[Stored data entries]
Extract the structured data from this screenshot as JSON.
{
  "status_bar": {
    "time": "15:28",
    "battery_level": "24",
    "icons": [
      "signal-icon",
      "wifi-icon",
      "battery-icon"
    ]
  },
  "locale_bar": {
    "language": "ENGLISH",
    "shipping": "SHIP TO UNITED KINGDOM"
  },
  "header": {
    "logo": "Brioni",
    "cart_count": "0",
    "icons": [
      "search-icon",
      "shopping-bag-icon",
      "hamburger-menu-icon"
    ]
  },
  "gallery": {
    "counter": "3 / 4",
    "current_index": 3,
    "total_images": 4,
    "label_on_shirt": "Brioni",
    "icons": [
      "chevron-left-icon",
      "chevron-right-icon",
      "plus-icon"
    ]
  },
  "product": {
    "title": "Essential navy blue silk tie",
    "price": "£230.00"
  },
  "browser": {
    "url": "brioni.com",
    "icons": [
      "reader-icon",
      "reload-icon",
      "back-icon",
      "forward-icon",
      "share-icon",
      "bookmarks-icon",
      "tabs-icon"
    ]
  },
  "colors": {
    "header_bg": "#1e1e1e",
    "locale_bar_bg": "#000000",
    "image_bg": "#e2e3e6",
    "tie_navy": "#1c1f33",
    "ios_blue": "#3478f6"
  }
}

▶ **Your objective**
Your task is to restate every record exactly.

▶ **Solution below**
Extract the structured data from this screenshot as JSON.
{
  "status_bar": {
    "time": "15:28",
    "battery_level": "24",
    "icons": [
      "signal-icon",
      "wifi-icon",
      "battery-icon"
    ]
  },
  "locale_bar": {
    "language": "ENGLISH",
    "shipping": "SHIP TO UNITED KINGDOM"
  },
  "header": {
    "logo": "Brioni",
    "cart_count": "0",
    "icons": [
      "search-icon",
      "shopping-bag-icon",
      "hamburger-menu-icon"
    ]
  },
  "gallery": {
    "counter": "3 / 4",
    "current_index": 3,
    "total_images": 4,
    "label_on_shirt": "Brioni",
    "icons": [
      "chevron-left-icon",
      "chevron-right-icon",
      "plus-icon"
    ]
  },
  "product": {
    "title": "Essential navy blue silk tie",
    "price": "£230.00"
  },
  "browser": {
    "url": "brioni.com",
    "icons": [
      "reader-icon",
      "reload-icon",
      "back-icon",
      "forward-icon",
      "share-icon",
      "bookmarks-icon",
      "tabs-icon"
    ]
  },
  "colors": {
    "header_bg": "#1e1e1e",
    "locale_bar_bg": "#000000",
    "image_bg": "#e2e3e6",
    "tie_navy": "#1c1f33",
    "ios_blue": "#3478f6"
  }
}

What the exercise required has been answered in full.